Dimples “Goodbye Ceremony” was lovely. All of the children from her cottage were present, and many of the staff. She also invited the chaplain and a couple of kids from other cottages who were close friends. Her therapist lit a candle and spoke of Dimples, how she had grown, the hard work she had done in therapy, difficult moments, successes, and overall affirmed Dimples for the progress she made. Then she lit the candle of the cottage case manager who shared her thoughts, who then lit the candle of her closest staff member who spoke more affirming words.


Leaving Montana with Dimples – Mimi shared the driving.

So many of you are praying for Dimples and our family as she settles in at home. The days are flying by, but I need to pause to tell you that she is doing amazing. I have tears in my eyes just typing that. Let me share a few quick thoughts.

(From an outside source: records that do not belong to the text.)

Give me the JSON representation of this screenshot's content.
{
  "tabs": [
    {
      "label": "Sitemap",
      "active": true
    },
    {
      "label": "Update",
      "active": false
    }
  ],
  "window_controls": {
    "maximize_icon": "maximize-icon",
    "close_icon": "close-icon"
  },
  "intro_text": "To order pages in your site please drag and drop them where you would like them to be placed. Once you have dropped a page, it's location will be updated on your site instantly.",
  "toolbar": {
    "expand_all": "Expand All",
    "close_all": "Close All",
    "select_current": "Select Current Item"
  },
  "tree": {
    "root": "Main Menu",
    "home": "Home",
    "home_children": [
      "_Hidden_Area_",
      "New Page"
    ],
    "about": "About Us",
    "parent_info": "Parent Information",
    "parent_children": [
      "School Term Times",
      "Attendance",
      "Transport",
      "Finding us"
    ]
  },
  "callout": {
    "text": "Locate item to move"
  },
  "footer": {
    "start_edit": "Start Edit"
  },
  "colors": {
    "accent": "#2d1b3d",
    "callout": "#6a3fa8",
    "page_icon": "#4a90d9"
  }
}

*She is so happy to be home. It was hard to say goodbye in Montana, and she misses her friends and the staff, but she was ready to make the transition.